What to see:
The Maha Kumbh is celebrated every 12 years and an estimated 45 million people converge to bathe in the sacred waters of the Ganges as part of a purification ritual. Here you see a vast array of religious ascetics - sadhus and mahants - who come down from their abodes in forests, mountains and caves.
Virtually all devotees who visit Haridwar have a sacramental bath in the river Ganga. Though Har-ki-Pauri is the most popular place for taking a dip, there are other bathing ghats too. Steps have been built leading down to the specially-diverted waters of the river so that devotees can bathe in safety. Dedicated bathers then immerse themselves off the natural banks of the swift-flowing, and often very chilly, Ganga.
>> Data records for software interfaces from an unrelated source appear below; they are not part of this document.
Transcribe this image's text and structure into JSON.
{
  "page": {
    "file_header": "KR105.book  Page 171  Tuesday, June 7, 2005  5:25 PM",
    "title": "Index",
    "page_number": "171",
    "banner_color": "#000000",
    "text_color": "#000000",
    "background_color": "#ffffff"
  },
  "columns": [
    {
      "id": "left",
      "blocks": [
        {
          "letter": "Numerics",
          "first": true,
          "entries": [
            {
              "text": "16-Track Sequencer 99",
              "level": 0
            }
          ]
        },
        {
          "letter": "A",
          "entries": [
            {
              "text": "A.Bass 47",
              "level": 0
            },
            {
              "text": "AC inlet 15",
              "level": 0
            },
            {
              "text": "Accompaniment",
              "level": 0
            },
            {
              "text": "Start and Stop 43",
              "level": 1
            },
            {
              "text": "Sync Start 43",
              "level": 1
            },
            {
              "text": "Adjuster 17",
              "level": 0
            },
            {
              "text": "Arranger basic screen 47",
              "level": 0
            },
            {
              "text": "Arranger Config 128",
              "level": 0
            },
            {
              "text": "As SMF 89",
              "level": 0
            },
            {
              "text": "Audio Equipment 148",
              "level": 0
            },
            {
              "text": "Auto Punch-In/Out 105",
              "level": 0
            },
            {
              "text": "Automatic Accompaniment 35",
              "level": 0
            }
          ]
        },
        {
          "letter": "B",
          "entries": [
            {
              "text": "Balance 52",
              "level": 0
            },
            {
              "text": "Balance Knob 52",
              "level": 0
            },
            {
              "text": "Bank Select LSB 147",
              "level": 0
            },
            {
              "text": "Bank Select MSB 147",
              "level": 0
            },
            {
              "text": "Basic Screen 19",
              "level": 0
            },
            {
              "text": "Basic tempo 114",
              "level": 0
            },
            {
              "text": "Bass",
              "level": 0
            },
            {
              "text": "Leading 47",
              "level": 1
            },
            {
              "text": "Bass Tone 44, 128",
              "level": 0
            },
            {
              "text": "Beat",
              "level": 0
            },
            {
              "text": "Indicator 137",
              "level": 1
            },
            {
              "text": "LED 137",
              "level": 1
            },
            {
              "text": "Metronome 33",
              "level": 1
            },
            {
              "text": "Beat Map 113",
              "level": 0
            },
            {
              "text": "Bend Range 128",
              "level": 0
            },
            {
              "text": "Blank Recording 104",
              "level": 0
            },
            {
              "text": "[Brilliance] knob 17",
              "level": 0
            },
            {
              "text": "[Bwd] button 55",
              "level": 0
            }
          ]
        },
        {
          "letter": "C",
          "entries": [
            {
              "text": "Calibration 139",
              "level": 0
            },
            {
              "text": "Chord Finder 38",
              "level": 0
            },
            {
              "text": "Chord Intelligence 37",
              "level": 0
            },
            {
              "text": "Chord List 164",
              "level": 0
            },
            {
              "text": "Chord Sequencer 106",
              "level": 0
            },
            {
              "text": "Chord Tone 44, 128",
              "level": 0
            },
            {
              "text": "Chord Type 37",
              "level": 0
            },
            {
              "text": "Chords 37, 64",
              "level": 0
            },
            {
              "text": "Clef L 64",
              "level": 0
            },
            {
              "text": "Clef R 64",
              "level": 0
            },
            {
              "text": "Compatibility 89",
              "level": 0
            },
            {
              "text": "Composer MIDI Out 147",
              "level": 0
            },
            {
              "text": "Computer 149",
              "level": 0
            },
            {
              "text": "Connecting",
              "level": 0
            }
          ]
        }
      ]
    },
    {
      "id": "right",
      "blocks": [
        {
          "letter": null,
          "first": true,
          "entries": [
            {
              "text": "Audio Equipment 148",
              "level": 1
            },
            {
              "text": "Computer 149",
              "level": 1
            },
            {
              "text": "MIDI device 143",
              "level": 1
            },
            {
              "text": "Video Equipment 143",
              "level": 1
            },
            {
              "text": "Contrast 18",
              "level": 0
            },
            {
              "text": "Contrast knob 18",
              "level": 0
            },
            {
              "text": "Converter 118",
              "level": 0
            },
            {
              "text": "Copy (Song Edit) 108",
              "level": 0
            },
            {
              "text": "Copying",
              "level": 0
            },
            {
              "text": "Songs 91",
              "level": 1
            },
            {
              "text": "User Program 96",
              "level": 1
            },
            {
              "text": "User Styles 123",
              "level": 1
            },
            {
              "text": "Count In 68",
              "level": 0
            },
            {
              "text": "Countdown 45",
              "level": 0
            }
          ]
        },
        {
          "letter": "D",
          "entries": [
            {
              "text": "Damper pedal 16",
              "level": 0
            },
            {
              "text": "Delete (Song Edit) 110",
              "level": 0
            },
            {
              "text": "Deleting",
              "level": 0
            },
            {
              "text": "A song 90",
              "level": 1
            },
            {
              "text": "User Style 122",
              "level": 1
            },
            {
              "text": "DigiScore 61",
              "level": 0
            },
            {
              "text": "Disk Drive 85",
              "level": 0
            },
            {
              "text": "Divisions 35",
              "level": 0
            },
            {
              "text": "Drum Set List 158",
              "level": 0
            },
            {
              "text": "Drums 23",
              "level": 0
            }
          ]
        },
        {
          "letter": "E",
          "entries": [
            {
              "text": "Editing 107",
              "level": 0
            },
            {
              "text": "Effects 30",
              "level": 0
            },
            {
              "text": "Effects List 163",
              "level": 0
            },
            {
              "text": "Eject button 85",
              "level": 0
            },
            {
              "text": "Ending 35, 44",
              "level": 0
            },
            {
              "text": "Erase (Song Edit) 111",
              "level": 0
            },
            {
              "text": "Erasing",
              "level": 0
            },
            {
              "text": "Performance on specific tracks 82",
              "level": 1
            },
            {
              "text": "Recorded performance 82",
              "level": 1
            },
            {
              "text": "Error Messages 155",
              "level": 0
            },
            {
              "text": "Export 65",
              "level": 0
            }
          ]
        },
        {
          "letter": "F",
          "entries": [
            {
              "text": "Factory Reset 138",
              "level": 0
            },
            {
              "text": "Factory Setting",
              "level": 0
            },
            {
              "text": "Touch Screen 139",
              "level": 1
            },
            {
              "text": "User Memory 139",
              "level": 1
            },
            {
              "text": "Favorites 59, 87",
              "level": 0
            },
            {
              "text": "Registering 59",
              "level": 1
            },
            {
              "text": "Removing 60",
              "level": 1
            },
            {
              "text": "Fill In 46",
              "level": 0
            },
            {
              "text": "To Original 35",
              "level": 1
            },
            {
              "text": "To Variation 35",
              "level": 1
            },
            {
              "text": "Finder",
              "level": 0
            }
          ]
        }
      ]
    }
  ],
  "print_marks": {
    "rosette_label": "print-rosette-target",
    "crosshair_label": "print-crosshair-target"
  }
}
This is an imposing edifice dedicated to Guru Gorakhnath on the main road leading to Har-ki-Pauri. As might be expected in such an ancient pilgrim centre, Haridwar has temples for various denominations and sects.
Mansa Devi Temple
Canal Centenary Bridge
When to Visit
Road: Haridwar is 24 kms from Rishikesh by road. Bus services run by the UP Roadways, other states and private operators connect Haridwar with other towns in North India. Cycle-rickshaws, auto-rickshaws, tongas, vikrams, taxis are the means of local transport.
Rail: Haridwar is well connected by rail to Howrah (1438 kms), Bombay (1574 kms), Delhi (199 kms), Lucknow (475 kms), Agra (365 kms).
Air: Jolly Grant airfield, 35 km from Haridwar, is the nearest Airport.
Where to Stay
Aarti, Railway Station Road (Tel: 427456).
Regional Tourist Office, Upper Road (Tel: 427370).
Tourist Information Centre
Information compiled by Romola Butalia
Editor: Romola Butalia   (c) India Travelogue. All rights reserved.